- _Problem description_
Write the records out once more, exactly as they are given.
(Beginning of Recorded information)
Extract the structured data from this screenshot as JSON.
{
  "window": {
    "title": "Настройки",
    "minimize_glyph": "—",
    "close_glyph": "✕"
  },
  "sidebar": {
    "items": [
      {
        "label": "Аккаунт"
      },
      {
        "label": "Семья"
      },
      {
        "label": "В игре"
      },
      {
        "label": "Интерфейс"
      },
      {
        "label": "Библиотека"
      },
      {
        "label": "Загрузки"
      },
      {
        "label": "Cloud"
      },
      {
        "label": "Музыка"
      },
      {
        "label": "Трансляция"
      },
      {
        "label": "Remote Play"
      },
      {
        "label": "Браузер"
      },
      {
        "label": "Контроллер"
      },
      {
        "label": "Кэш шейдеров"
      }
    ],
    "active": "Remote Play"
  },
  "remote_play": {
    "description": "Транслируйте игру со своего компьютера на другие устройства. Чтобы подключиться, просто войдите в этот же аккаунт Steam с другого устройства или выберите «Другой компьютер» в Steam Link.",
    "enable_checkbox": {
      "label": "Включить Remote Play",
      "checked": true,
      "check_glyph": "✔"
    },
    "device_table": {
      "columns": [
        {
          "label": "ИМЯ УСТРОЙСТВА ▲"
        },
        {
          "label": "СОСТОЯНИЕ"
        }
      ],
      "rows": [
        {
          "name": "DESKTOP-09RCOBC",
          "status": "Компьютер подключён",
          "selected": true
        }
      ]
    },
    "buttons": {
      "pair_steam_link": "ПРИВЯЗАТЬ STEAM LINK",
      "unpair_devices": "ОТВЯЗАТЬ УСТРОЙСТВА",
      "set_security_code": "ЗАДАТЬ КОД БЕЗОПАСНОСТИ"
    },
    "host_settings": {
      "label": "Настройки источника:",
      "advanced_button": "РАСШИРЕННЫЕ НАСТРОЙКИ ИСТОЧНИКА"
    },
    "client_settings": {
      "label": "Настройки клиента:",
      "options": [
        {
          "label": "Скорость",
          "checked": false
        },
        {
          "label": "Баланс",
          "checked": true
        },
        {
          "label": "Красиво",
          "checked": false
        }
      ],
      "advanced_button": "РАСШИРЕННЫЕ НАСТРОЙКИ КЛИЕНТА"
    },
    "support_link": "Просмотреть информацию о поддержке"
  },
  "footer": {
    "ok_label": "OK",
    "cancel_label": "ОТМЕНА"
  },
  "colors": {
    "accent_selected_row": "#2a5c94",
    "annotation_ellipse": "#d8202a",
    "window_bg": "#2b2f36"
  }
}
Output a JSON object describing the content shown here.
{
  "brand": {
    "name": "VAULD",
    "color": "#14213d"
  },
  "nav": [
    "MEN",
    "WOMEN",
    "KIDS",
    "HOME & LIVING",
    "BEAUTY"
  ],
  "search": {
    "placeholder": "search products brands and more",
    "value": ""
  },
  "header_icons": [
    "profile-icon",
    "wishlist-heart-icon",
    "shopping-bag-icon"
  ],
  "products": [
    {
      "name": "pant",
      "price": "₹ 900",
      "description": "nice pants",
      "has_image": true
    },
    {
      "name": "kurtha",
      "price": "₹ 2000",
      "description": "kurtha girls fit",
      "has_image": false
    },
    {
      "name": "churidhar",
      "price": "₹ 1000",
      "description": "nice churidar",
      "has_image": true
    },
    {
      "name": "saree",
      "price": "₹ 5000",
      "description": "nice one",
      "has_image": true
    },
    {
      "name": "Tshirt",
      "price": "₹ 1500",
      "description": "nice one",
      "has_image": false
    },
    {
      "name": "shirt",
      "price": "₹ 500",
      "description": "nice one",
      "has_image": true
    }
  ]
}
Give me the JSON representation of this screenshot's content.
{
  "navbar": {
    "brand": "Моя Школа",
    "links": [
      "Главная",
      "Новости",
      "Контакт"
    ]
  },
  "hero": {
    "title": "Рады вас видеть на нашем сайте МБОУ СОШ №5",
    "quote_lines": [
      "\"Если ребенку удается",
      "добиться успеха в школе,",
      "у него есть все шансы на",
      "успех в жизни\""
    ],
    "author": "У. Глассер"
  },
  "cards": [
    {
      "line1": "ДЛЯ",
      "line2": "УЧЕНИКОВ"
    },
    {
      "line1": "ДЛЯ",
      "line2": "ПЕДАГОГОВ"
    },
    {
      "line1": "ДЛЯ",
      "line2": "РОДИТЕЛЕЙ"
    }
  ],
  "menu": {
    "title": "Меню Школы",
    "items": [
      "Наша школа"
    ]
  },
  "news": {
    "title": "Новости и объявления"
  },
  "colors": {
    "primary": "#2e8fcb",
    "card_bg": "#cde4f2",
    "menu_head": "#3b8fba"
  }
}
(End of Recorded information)
- _Exercise response_
Extract the structured data from this screenshot as JSON.
{
  "window": {
    "title": "Настройки",
    "minimize_glyph": "—",
    "close_glyph": "✕"
  },
  "sidebar": {
    "items": [
      {
        "label": "Аккаунт"
      },
      {
        "label": "Семья"
      },
      {
        "label": "В игре"
      },
      {
        "label": "Интерфейс"
      },
      {
        "label": "Библиотека"
      },
      {
        "label": "Загрузки"
      },
      {
        "label": "Cloud"
      },
      {
        "label": "Музыка"
      },
      {
        "label": "Трансляция"
      },
      {
        "label": "Remote Play"
      },
      {
        "label": "Браузер"
      },
      {
        "label": "Контроллер"
      },
      {
        "label": "Кэш шейдеров"
      }
    ],
    "active": "Remote Play"
  },
  "remote_play": {
    "description": "Транслируйте игру со своего компьютера на другие устройства. Чтобы подключиться, просто войдите в этот же аккаунт Steam с другого устройства или выберите «Другой компьютер» в Steam Link.",
    "enable_checkbox": {
      "label": "Включить Remote Play",
      "checked": true,
      "check_glyph": "✔"
    },
    "device_table": {
      "columns": [
        {
          "label": "ИМЯ УСТРОЙСТВА ▲"
        },
        {
          "label": "СОСТОЯНИЕ"
        }
      ],
      "rows": [
        {
          "name": "DESKTOP-09RCOBC",
          "status": "Компьютер подключён",
          "selected": true
        }
      ]
    },
    "buttons": {
      "pair_steam_link": "ПРИВЯЗАТЬ STEAM LINK",
      "unpair_devices": "ОТВЯЗАТЬ УСТРОЙСТВА",
      "set_security_code": "ЗАДАТЬ КОД БЕЗОПАСНОСТИ"
    },
    "host_settings": {
      "label": "Настройки источника:",
      "advanced_button": "РАСШИРЕННЫЕ НАСТРОЙКИ ИСТОЧНИКА"
    },
    "client_settings": {
      "label": "Настройки клиента:",
      "options": [
        {
          "label": "Скорость",
          "checked": false
        },
        {
          "label": "Баланс",
          "checked": true
        },
        {
          "label": "Красиво",
          "checked": false
        }
      ],
      "advanced_button": "РАСШИРЕННЫЕ НАСТРОЙКИ КЛИЕНТА"
    },
    "support_link": "Просмотреть информацию о поддержке"
  },
  "footer": {
    "ok_label": "OK",
    "cancel_label": "ОТМЕНА"
  },
  "colors": {
    "accent_selected_row": "#2a5c94",
    "annotation_ellipse": "#d8202a",
    "window_bg": "#2b2f36"
  }
}
Output a JSON object describing the content shown here.
{
  "brand": {
    "name": "VAULD",
    "color": "#14213d"
  },
  "nav": [
    "MEN",
    "WOMEN",
    "KIDS",
    "HOME & LIVING",
    "BEAUTY"
  ],
  "search": {
    "placeholder": "search products brands and more",
    "value": ""
  },
  "header_icons": [
    "profile-icon",
    "wishlist-heart-icon",
    "shopping-bag-icon"
  ],
  "products": [
    {
      "name": "pant",
      "price": "₹ 900",
      "description": "nice pants",
      "has_image": true
    },
    {
      "name": "kurtha",
      "price": "₹ 2000",
      "description": "kurtha girls fit",
      "has_image": false
    },
    {
      "name": "churidhar",
      "price": "₹ 1000",
      "description": "nice churidar",
      "has_image": true
    },
    {
      "name": "saree",
      "price": "₹ 5000",
      "description": "nice one",
      "has_image": true
    },
    {
      "name": "Tshirt",
      "price": "₹ 1500",
      "description": "nice one",
      "has_image": false
    },
    {
      "name": "shirt",
      "price": "₹ 500",
      "description": "nice one",
      "has_image": true
    }
  ]
}
Give me the JSON representation of this screenshot's content.
{
  "navbar": {
    "brand": "Моя Школа",
    "links": [
      "Главная",
      "Новости",
      "Контакт"
    ]
  },
  "hero": {
    "title": "Рады вас видеть на нашем сайте МБОУ СОШ №5",
    "quote_lines": [
      "\"Если ребенку удается",
      "добиться успеха в школе,",
      "у него есть все шансы на",
      "успех в жизни\""
    ],
    "author": "У. Глассер"
  },
  "cards": [
    {
      "line1": "ДЛЯ",
      "line2": "УЧЕНИКОВ"
    },
    {
      "line1": "ДЛЯ",
      "line2": "ПЕДАГОГОВ"
    },
    {
      "line1": "ДЛЯ",
      "line2": "РОДИТЕЛЕЙ"
    }
  ],
  "menu": {
    "title": "Меню Школы",
    "items": [
      "Наша школа"
    ]
  },
  "news": {
    "title": "Новости и объявления"
  },
  "colors": {
    "primary": "#2e8fcb",
    "card_bg": "#cde4f2",
    "menu_head": "#3b8fba"
  }
}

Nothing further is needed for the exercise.